Reviewed by Ian Thomas Shaw
Taking indigenous writing to another level, Saskatchewan author Harold R. Johnson proffers a world where science meshes with traditional teachings and fantasy flirts with the mundane.
Johnson honours in his part memoir, part thought experience Clifford, the influence of his older brother on his life. His brother, Clifford, who died in the 1980s, possessed an extraordinary mind, melding science, philosophy and indigenous knowledge to develop his theories of the universe. The story of these two brothers takes us to the backwoods of northern Saskatchewan where the Johnson family, like many indigenous families, is forced to leave a life of self-sufficiency through trapping, hunting and homestead farming for employment but more often unemployment and welfare in the surrounding white towns. Readers are exposed to the poverty, alcoholism and violence experienced by the Johnson boys, but for the most part, it is the author's message of unshakeable family bonds that stands out.

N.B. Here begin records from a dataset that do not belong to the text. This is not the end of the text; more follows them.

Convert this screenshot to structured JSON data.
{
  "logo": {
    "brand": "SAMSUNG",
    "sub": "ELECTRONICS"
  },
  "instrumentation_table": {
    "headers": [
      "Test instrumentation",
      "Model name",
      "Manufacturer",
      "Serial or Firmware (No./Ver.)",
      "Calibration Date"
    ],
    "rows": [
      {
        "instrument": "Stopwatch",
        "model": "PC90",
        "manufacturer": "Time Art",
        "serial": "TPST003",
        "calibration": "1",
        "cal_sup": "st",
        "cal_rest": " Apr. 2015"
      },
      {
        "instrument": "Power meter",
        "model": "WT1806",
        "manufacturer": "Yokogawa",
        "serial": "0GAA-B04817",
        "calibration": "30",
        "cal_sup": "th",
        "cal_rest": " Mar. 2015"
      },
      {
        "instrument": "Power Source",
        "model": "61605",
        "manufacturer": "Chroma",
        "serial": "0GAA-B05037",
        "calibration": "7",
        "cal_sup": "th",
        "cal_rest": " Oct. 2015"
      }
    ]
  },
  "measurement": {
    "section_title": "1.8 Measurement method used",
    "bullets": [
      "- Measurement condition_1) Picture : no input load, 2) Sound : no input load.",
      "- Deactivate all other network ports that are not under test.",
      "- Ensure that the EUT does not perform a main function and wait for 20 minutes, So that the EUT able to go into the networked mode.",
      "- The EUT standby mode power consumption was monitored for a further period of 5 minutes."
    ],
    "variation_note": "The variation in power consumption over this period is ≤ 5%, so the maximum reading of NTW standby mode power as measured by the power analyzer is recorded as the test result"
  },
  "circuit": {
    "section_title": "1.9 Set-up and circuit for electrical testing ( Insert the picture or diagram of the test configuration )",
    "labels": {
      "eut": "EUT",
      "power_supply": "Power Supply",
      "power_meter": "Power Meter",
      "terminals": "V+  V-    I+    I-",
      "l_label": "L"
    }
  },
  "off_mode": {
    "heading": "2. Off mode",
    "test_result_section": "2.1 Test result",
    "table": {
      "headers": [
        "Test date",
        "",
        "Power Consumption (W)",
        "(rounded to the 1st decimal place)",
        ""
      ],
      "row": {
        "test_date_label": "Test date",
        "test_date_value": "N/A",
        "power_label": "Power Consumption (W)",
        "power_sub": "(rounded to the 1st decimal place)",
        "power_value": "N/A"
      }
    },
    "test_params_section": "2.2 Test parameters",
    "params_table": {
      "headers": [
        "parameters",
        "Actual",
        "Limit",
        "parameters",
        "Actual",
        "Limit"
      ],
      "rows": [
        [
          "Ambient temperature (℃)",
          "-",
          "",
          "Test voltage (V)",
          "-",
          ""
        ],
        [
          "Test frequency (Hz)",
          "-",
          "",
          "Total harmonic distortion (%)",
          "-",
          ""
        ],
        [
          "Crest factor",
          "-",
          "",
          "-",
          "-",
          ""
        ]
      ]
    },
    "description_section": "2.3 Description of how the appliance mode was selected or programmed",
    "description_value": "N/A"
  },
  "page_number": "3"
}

The story starts with powerful imagery. Ray, the younger brother and author/narrator, returns to the tar-papered shack, that was once his childhood home on the north end of Montreal Lake. In the living room stands a three-legged chair, the fourth broken and missing. Readers are left to ponder the metaphorical significance of the damaged chair until the end of the novel when the author divulges his intended symbolism. The image held my imagination fast as I read on, and evoked metaphors different than the author's later revealed intent. At first, I saw in the chair the imperfect life of Clifford, who aspired to be a scientist but was forced to eke out a living as a small electronic appliances repairman. Clifford certainly had the wit, intellect, self-learning to realize his dream, but stability eluded him and alcohol undermined his prospects.
My imagination then drifted to a second interpretation: perhaps, Clifford as the three-legged chair was really just a metaphor within a metaphor, like the Ukrainian dolls that the prairies are so famous for. Could the inner doll be the woodland Cree, his mother's people, whose ingenuity allowed them to thrive in the harsh conditions of Saskatchewan's north only to see their resilience and independence undermined by the encroachment of white settlement? Whatever the case, Johnson's story brims with indigeneity in a way that is novel and distinct from the writing of most contemporary native writers. There is no rage, no sense of victimization. Instead, Johnson invites the reader into his world of bonding with the land and dealing with the sharp edges of material poverty; a world where emotional wealth and ingenuity of spirit leave us spell-bounded, sitting on three-legged chairs, which defy gravity.
Johnson certainly does not need to earn my accolades here. A Governor General finalist, an author of four works of fiction and two of non-fiction, he is also an accomplished jurist and graduate of the Harvard Law School. And these accomplishments from a man, born of a Swedish immigrant father and a Cree mother in the remote community of Molasa, North Saskatchewan. But I will offer them nonetheless because like the first line in the penultimate chapter of Johnson's cathartic journey of remembrance, the “sorrow [of his writing] pulls at me.”
Clifford is published by House of Anansi.